__Extracted entries__.
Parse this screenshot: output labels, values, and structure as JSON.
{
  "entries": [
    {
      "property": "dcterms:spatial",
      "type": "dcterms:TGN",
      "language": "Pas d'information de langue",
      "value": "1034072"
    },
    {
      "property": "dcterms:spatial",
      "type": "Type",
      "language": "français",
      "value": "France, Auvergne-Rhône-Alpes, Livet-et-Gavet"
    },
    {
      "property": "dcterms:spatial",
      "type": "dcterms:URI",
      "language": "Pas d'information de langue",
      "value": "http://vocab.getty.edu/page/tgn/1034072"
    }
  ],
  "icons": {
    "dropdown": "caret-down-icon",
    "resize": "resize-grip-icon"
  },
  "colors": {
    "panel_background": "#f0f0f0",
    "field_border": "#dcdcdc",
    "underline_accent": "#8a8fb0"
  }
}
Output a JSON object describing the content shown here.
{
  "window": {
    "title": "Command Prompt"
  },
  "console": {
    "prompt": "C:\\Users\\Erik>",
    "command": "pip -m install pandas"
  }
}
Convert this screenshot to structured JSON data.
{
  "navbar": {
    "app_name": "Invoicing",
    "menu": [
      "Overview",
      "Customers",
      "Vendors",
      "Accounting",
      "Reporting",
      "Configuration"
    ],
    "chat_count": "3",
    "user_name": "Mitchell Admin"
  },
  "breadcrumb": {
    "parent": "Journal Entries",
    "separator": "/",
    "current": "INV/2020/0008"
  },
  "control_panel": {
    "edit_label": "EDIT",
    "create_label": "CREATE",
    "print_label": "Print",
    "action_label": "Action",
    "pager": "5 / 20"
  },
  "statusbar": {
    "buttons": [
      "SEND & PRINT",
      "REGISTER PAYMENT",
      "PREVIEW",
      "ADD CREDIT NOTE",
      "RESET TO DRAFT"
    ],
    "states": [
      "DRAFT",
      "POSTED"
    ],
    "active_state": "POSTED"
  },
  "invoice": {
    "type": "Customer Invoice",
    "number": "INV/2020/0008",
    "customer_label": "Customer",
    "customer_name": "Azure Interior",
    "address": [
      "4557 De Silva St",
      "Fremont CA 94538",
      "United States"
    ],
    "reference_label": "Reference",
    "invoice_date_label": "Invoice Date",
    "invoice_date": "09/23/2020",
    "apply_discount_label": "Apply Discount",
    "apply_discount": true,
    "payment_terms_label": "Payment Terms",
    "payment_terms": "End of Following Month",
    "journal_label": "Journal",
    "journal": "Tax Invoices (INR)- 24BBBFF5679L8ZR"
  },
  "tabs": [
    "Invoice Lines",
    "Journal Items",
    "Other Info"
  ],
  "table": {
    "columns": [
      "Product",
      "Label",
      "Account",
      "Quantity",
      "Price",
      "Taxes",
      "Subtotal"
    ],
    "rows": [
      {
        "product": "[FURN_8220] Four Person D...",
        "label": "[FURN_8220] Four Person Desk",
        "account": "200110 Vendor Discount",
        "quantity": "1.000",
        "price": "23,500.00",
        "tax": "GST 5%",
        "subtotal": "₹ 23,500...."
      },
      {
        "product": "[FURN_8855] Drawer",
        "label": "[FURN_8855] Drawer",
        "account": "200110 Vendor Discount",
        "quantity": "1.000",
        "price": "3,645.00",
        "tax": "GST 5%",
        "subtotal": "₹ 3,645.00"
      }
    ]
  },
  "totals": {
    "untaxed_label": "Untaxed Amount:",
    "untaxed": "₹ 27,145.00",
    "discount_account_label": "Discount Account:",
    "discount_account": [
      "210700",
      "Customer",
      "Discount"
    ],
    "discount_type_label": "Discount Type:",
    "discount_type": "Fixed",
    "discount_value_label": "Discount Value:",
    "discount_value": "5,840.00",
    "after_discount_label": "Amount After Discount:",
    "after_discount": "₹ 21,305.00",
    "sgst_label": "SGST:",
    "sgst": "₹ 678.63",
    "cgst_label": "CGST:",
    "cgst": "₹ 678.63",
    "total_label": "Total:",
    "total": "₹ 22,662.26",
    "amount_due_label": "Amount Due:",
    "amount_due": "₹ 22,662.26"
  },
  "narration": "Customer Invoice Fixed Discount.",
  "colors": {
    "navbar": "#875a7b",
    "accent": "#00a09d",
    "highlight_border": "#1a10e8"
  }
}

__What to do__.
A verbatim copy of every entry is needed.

__Task solution__.
Parse this screenshot: output labels, values, and structure as JSON.
{
  "entries": [
    {
      "property": "dcterms:spatial",
      "type": "dcterms:TGN",
      "language": "Pas d'information de langue",
      "value": "1034072"
    },
    {
      "property": "dcterms:spatial",
      "type": "Type",
      "language": "français",
      "value": "France, Auvergne-Rhône-Alpes, Livet-et-Gavet"
    },
    {
      "property": "dcterms:spatial",
      "type": "dcterms:URI",
      "language": "Pas d'information de langue",
      "value": "http://vocab.getty.edu/page/tgn/1034072"
    }
  ],
  "icons": {
    "dropdown": "caret-down-icon",
    "resize": "resize-grip-icon"
  },
  "colors": {
    "panel_background": "#f0f0f0",
    "field_border": "#dcdcdc",
    "underline_accent": "#8a8fb0"
  }
}
Output a JSON object describing the content shown here.
{
  "window": {
    "title": "Command Prompt"
  },
  "console": {
    "prompt": "C:\\Users\\Erik>",
    "command": "pip -m install pandas"
  }
}
Convert this screenshot to structured JSON data.
{
  "navbar": {
    "app_name": "Invoicing",
    "menu": [
      "Overview",
      "Customers",
      "Vendors",
      "Accounting",
      "Reporting",
      "Configuration"
    ],
    "chat_count": "3",
    "user_name": "Mitchell Admin"
  },
  "breadcrumb": {
    "parent": "Journal Entries",
    "separator": "/",
    "current": "INV/2020/0008"
  },
  "control_panel": {
    "edit_label": "EDIT",
    "create_label": "CREATE",
    "print_label": "Print",
    "action_label": "Action",
    "pager": "5 / 20"
  },
  "statusbar": {
    "buttons": [
      "SEND & PRINT",
      "REGISTER PAYMENT",
      "PREVIEW",
      "ADD CREDIT NOTE",
      "RESET TO DRAFT"
    ],
    "states": [
      "DRAFT",
      "POSTED"
    ],
    "active_state": "POSTED"
  },
  "invoice": {
    "type": "Customer Invoice",
    "number": "INV/2020/0008",
    "customer_label": "Customer",
    "customer_name": "Azure Interior",
    "address": [
      "4557 De Silva St",
      "Fremont CA 94538",
      "United States"
    ],
    "reference_label": "Reference",
    "invoice_date_label": "Invoice Date",
    "invoice_date": "09/23/2020",
    "apply_discount_label": "Apply Discount",
    "apply_discount": true,
    "payment_terms_label": "Payment Terms",
    "payment_terms": "End of Following Month",
    "journal_label": "Journal",
    "journal": "Tax Invoices (INR)- 24BBBFF5679L8ZR"
  },
  "tabs": [
    "Invoice Lines",
    "Journal Items",
    "Other Info"
  ],
  "table": {
    "columns": [
      "Product",
      "Label",
      "Account",
      "Quantity",
      "Price",
      "Taxes",
      "Subtotal"
    ],
    "rows": [
      {
        "product": "[FURN_8220] Four Person D...",
        "label": "[FURN_8220] Four Person Desk",
        "account": "200110 Vendor Discount",
        "quantity": "1.000",
        "price": "23,500.00",
        "tax": "GST 5%",
        "subtotal": "₹ 23,500...."
      },
      {
        "product": "[FURN_8855] Drawer",
        "label": "[FURN_8855] Drawer",
        "account": "200110 Vendor Discount",
        "quantity": "1.000",
        "price": "3,645.00",
        "tax": "GST 5%",
        "subtotal": "₹ 3,645.00"
      }
    ]
  },
  "totals": {
    "untaxed_label": "Untaxed Amount:",
    "untaxed": "₹ 27,145.00",
    "discount_account_label": "Discount Account:",
    "discount_account": [
      "210700",
      "Customer",
      "Discount"
    ],
    "discount_type_label": "Discount Type:",
    "discount_type": "Fixed",
    "discount_value_label": "Discount Value:",
    "discount_value": "5,840.00",
    "after_discount_label": "Amount After Discount:",
    "after_discount": "₹ 21,305.00",
    "sgst_label": "SGST:",
    "sgst": "₹ 678.63",
    "cgst_label": "CGST:",
    "cgst": "₹ 678.63",
    "total_label": "Total:",
    "total": "₹ 22,662.26",
    "amount_due_label": "Amount Due:",
    "amount_due": "₹ 22,662.26"
  },
  "narration": "Customer Invoice Fixed Discount.",
  "colors": {
    "navbar": "#875a7b",
    "accent": "#00a09d",
    "highlight_border": "#1a10e8"
  }
}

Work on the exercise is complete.